DATA TO USE:

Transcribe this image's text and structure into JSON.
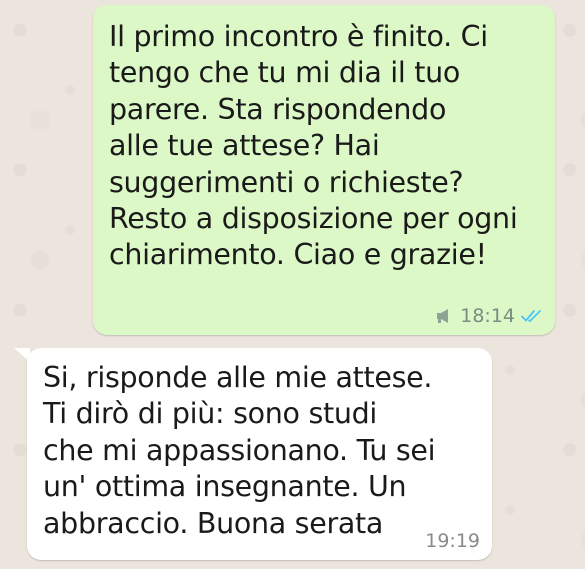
{
  "colors": {
    "background": "#ece5dd",
    "outgoing_bubble": "#dcf8c6",
    "incoming_bubble": "#ffffff",
    "read_ticks": "#4fc3f7"
  },
  "messages": [
    {
      "direction": "outgoing",
      "text": "Il primo incontro è finito. Ci\ntengo che tu mi dia il tuo\nparere. Sta rispondendo\nalle tue attese? Hai\nsuggerimenti o richieste?\nResto a disposizione per ogni\nchiarimento. Ciao e grazie!",
      "time": "18:14",
      "icons": [
        "broadcast-icon",
        "double-check-read-icon"
      ]
    },
    {
      "direction": "incoming",
      "text": "Si, risponde alle mie attese.\nTi dirò di più: sono studi\nche mi appassionano. Tu sei\nun' ottima insegnante. Un\nabbraccio. Buona serata",
      "time": "19:19"
    }
  ]
}
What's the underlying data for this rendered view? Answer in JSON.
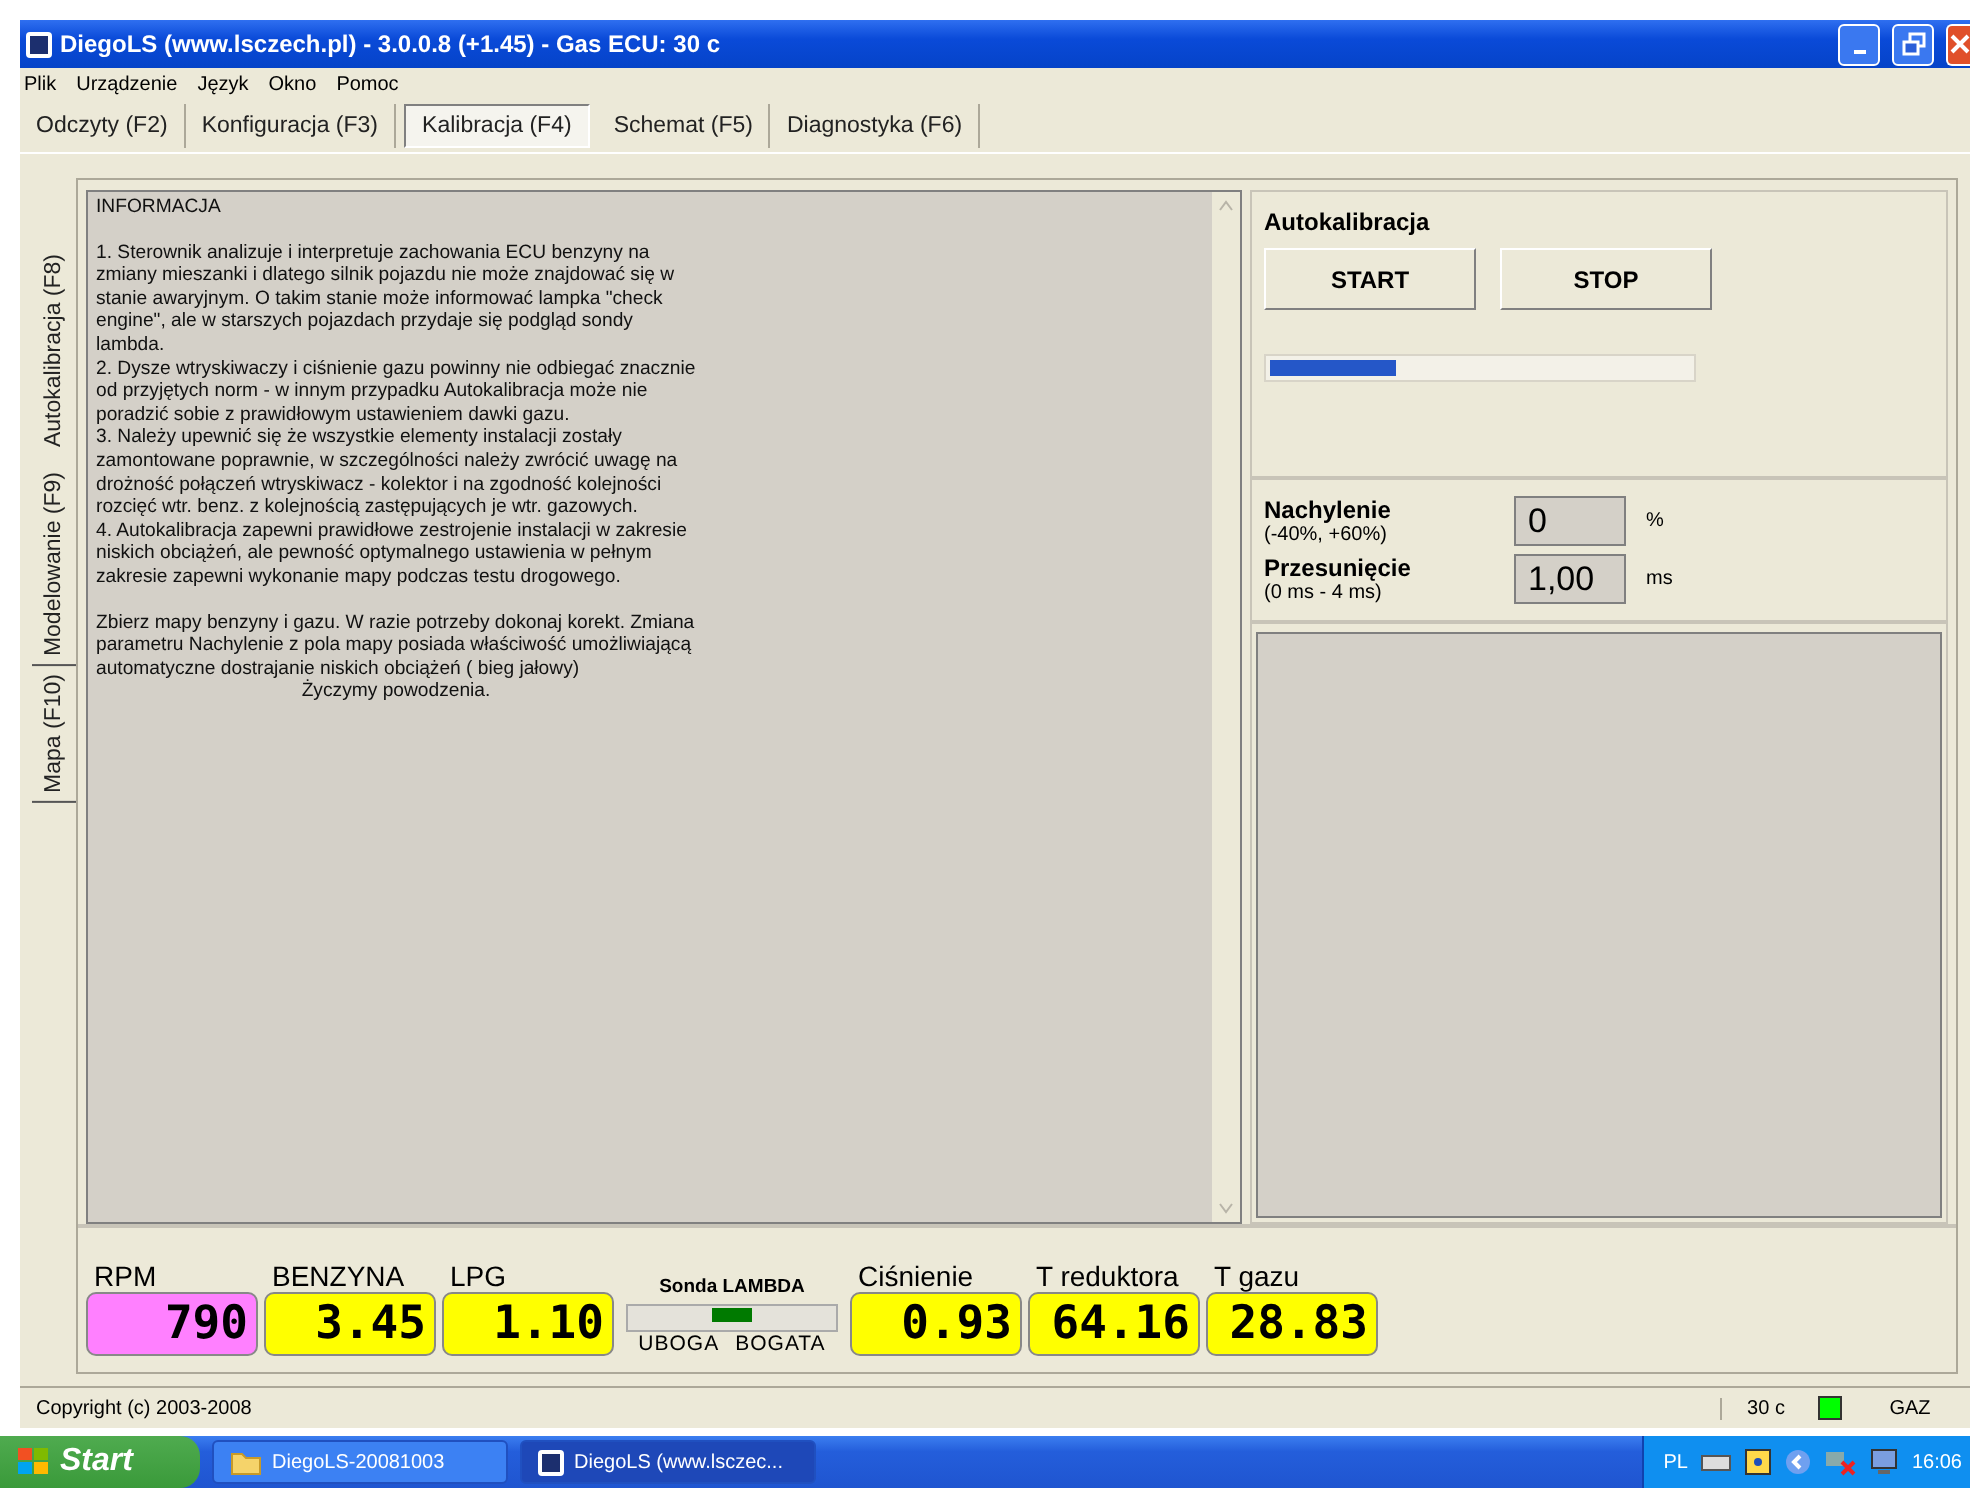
{
  "window": {
    "title": "DiegoLS (www.lsczech.pl) - 3.0.0.8 (+1.45) - Gas ECU: 30 c"
  },
  "menu": [
    "Plik",
    "Urządzenie",
    "Język",
    "Okno",
    "Pomoc"
  ],
  "tabs": [
    {
      "label": "Odczyty (F2)",
      "selected": false
    },
    {
      "label": "Konfiguracja (F3)",
      "selected": false
    },
    {
      "label": "Kalibracja (F4)",
      "selected": true
    },
    {
      "label": "Schemat (F5)",
      "selected": false
    },
    {
      "label": "Diagnostyka (F6)",
      "selected": false
    }
  ],
  "side_tabs": [
    {
      "label": "Autokalibracja (F8)",
      "selected": true
    },
    {
      "label": "Modelowanie (F9)",
      "selected": false
    },
    {
      "label": "Mapa (F10)",
      "selected": false
    }
  ],
  "info": {
    "heading": "INFORMACJA",
    "paragraphs": [
      "1. Sterownik analizuje i interpretuje zachowania ECU benzyny na zmiany mieszanki i dlatego silnik pojazdu nie może znajdować się w stanie awaryjnym. O takim stanie może informować lampka \"check engine\", ale w starszych pojazdach przydaje się podgląd sondy lambda.",
      "2. Dysze wtryskiwaczy i ciśnienie gazu powinny nie odbiegać znacznie od przyjętych norm - w innym przypadku Autokalibracja może nie poradzić sobie z prawidłowym ustawieniem dawki gazu.",
      "3. Należy upewnić się że wszystkie elementy instalacji zostały zamontowane poprawnie, w szczególności należy zwrócić uwagę na drożność połączeń wtryskiwacz - kolektor i na zgodność kolejności rozcięć wtr. benz. z kolejnością zastępujących je wtr. gazowych.",
      "4. Autokalibracja zapewni prawidłowe zestrojenie instalacji w zakresie niskich obciążeń, ale pewność optymalnego ustawienia w pełnym zakresie zapewni wykonanie mapy podczas testu drogowego.",
      "Zbierz mapy benzyny i gazu. W razie potrzeby dokonaj korekt. Zmiana parametru Nachylenie z pola mapy posiada właściwość umożliwiającą automatyczne dostrajanie niskich obciążeń ( bieg jałowy)"
    ],
    "closing": "Życzymy powodzenia."
  },
  "autocalibration": {
    "title": "Autokalibracja",
    "buttons": [
      "START",
      "STOP"
    ],
    "progress": {
      "level": 0.3
    }
  },
  "params": [
    {
      "name": "Nachylenie",
      "range": "(-40%, +60%)",
      "value": "0",
      "unit": "%"
    },
    {
      "name": "Przesunięcie",
      "range": "(0 ms - 4 ms)",
      "value": "1,00",
      "unit": "ms"
    }
  ],
  "gauges": [
    {
      "label": "RPM",
      "value": "790",
      "color": "#ff80ff"
    },
    {
      "label": "BENZYNA",
      "value": "3.45",
      "color": "#ffff00"
    },
    {
      "label": "LPG",
      "value": "1.10",
      "color": "#ffff00"
    }
  ],
  "lambda": {
    "title": "Sonda LAMBDA",
    "level": 0.5,
    "left": "UBOGA",
    "right": "BOGATA"
  },
  "gauges_2": [
    {
      "label": "Ciśnienie",
      "value": "0.93",
      "color": "#ffff00"
    },
    {
      "label": "T reduktora",
      "value": "64.16",
      "color": "#ffff00"
    },
    {
      "label": "T gazu",
      "value": "28.83",
      "color": "#ffff00"
    }
  ],
  "status_bar": {
    "copyright": "Copyright (c) 2003-2008",
    "temperature": "30 c",
    "indicator_on": true,
    "mode": "GAZ"
  },
  "taskbar": {
    "start": "Start",
    "tasks": [
      {
        "label": "DiegoLS-20081003",
        "kind": "folder",
        "selected": false
      },
      {
        "label": "DiegoLS (www.lsczec...",
        "kind": "app",
        "selected": true
      }
    ],
    "language": "PL",
    "clock": "16:06"
  }
}
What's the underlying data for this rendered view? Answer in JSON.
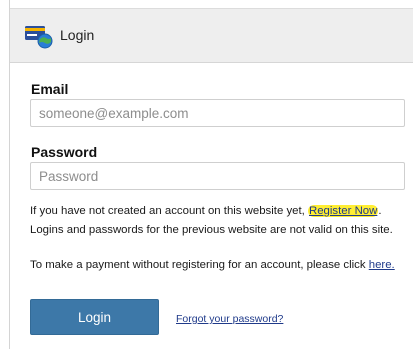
{
  "header": {
    "title": "Login",
    "icon": "login-card-globe-icon"
  },
  "form": {
    "email_label": "Email",
    "email_placeholder": "someone@example.com",
    "email_value": "",
    "password_label": "Password",
    "password_placeholder": "Password",
    "password_value": ""
  },
  "notes": {
    "register_prefix": "If you have not created an account on this website yet, ",
    "register_link": "Register Now",
    "register_suffix": ".",
    "previous_site": "Logins and passwords for the previous website are not valid on this site.",
    "payment_prefix": "To make a payment without registering for an account, please click ",
    "payment_link": "here.",
    "highlight_color": "#ffee33"
  },
  "actions": {
    "login_label": "Login",
    "forgot_label": "Forgot your password?",
    "button_color": "#3d78a8"
  }
}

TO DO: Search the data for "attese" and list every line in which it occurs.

ANSWER FOR THIS EXERCISE:
      "text": "Il primo incontro è finito. Ci\ntengo che tu mi dia il tuo\nparere. Sta rispondendo\nalle tue attese? Hai\nsuggerimenti o richieste?\nResto a disposizione per ogni\nchiarimento. Ciao e grazie!",
      "text": "Si, risponde alle mie attese.\nTi dirò di più: sono studi\nche mi appassionano. Tu sei\nun' ottima insegnante. Un\nabbraccio. Buona serata",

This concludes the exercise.